When you spot the word "ツアー特集" in a line of the data below, copy that line.

==================================================

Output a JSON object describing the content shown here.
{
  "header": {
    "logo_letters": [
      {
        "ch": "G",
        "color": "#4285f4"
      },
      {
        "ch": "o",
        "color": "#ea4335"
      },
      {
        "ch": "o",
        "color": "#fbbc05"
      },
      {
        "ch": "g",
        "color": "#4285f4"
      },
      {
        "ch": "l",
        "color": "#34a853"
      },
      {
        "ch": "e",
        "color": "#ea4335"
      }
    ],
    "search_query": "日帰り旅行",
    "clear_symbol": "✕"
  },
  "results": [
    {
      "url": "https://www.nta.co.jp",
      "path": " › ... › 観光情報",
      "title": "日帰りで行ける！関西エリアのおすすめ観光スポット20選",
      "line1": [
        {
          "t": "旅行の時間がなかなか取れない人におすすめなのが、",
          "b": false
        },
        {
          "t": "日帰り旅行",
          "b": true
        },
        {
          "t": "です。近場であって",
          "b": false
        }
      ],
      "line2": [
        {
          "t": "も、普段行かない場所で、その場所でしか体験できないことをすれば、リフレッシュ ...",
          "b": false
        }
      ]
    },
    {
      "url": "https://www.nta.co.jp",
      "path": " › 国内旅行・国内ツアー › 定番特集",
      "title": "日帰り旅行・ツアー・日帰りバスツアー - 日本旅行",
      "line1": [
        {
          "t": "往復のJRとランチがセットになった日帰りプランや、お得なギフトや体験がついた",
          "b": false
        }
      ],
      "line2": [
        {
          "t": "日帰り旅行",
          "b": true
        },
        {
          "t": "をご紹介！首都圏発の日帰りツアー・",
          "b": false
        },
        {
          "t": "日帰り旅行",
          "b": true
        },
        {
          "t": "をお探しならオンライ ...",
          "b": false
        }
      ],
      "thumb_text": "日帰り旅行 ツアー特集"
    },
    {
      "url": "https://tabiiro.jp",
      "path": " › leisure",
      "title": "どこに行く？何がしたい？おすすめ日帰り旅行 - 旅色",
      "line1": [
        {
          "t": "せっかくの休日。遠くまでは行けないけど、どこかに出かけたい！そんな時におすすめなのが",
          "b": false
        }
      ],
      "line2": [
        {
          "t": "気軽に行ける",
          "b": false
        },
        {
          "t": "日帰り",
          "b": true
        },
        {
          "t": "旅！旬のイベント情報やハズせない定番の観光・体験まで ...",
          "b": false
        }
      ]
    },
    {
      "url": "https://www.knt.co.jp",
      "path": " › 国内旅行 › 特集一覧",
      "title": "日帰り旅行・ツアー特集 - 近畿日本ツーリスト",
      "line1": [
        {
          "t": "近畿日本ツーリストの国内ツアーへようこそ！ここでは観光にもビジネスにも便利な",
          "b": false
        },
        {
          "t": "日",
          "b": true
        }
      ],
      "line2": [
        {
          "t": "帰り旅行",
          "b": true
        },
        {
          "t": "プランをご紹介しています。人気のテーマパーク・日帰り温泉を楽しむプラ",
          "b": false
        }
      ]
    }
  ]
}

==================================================

▸ **Final answer**:
      "thumb_text": "日帰り旅行 ツアー特集"
      "title": "日帰り旅行・ツアー特集 - 近畿日本ツーリスト",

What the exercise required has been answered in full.